It has been revealed London-based e-commerce business Powa Technologies was never profitable, despite being valued at well over £1bn and receiving considerable investment. The detail is one of many to have emerged following the company’s demise.
Many of Powa’s deals were simply letters of interest and not contractual agreements
Once a poster child for London start-ups, Powa Technologies was a payment company founded by Dan Wagner in 2007. It sold a range of e-commerce products including point-of-sale systems and codes that allowed advertisers to sell products directly from billboards or print advertisements. The company received considerable investment and was praised by Prime Minister David Cameron in 2013 for its contribution to the UK economy.
The business fell apart in February when the Financial Times reported it had missed staff and contractor payments. Powa entered administration days later. While the company claimed 1,200 businesses had signed up to use its payment app, the deals were simply letters of interest and not contractual agreements. Powa’s employees had also complained of uncontrolled spending, high turnover of staff, and Wagner’s behaviour. In February, a video memo from Wagner said the company was still “pre-revenue”.

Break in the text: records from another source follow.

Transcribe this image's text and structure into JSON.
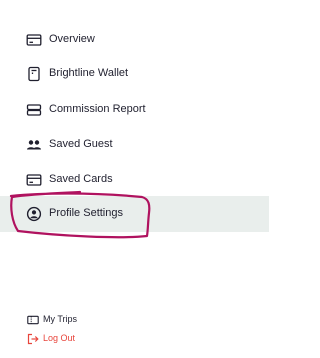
{
  "menu": {
    "items": [
      {
        "label": "Overview",
        "icon": "card-icon",
        "active": false
      },
      {
        "label": "Brightline Wallet",
        "icon": "wallet-icon",
        "active": false
      },
      {
        "label": "Commission Report",
        "icon": "report-icon",
        "active": false
      },
      {
        "label": "Saved Guest",
        "icon": "guests-icon",
        "active": false
      },
      {
        "label": "Saved Cards",
        "icon": "saved-card-icon",
        "active": false
      },
      {
        "label": "Profile Settings",
        "icon": "user-circle-icon",
        "active": true
      }
    ]
  },
  "bottom": {
    "my_trips": "My Trips",
    "log_out": "Log Out"
  },
  "colors": {
    "text": "#1f1f2e",
    "active_bg": "#e9eeec",
    "logout": "#e8453c",
    "annotation": "#b0125f"
  }
}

An investigation by the BBC found a deal Powa had signed in December that would allow it to tap into the Chinese market was a last ditch attempt to drum up interest in the company from investors, since the deal was largely tentative. The company burnt through its investors’ money on high rents for prestigious office locations, a substantial amount of publicity, and a rapidly growing staff.
Striking a cautionary chord, Powa Technologies may have been able to remain profitable had it remained at a smaller scale, with reports suggesting its Powaweb online store service was viable on its own.

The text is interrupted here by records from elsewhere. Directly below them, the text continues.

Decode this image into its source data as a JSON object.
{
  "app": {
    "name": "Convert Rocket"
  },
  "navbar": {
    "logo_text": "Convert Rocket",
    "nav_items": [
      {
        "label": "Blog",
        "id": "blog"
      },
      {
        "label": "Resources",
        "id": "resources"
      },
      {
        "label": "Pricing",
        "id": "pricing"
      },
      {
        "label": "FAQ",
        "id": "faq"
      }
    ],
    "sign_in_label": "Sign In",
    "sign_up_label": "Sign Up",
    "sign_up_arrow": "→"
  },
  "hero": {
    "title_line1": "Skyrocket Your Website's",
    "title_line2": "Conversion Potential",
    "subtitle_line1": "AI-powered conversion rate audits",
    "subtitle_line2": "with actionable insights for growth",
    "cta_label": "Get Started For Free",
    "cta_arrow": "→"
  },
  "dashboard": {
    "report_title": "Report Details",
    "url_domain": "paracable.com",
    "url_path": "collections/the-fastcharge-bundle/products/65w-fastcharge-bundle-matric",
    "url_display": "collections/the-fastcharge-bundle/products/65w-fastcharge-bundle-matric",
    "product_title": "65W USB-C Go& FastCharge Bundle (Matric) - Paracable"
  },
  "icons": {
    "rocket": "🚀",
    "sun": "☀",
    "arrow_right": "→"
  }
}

For an in-depth look at the common reasons technology start-ups fail, look out for a special report in the next edition of The New Economy.